Homosporous land plants utilize three different mating systems, one of which, intragametophytic selfing, is an extreme form of inbreeding only possible in homosporous groups (which includes the majority of ferns). This mating system results in complete homozygosity in sporophyte progeny and has important evolutionary and ecological implications. Ferns are the largest group of homosporous land plants, and the prevalence of intragametophytic selfing in this lineage has been a subject of debate for decades. We are collaborating with Eddie Watkins (Colgate University) and Weston Testo (Barrington Lab, University of Vermont) to quantify the frequencies of different mating systems in homosporous ferns and examine associations between breeding systems and a variety of ecological and evolutionary traits.
- Haufler CH, KM Pryer, E Schuettpelz, EB Sessa, DR Farrar, R Moran, JJ Schneller, JE Watkins, Jr., and MD Windham. (2016) Sex and the single gametophyte: Revising the homosporous plant life cycle in light of contemporary research. BioScience. In press. PDF.

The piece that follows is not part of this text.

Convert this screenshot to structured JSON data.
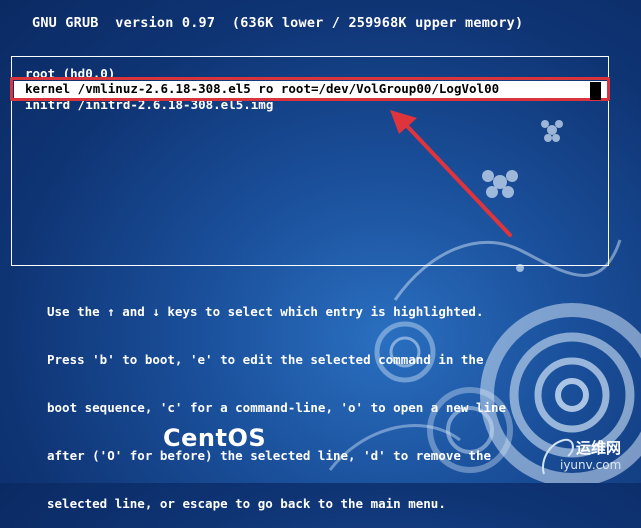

- Sessa EB, WL Testo, and JE Watkins, Jr. (2016) On the widespread capacity for, and functional significance of, extreme inbreeding in ferns. New Phytologist 211 (3): 1108–1119. PDF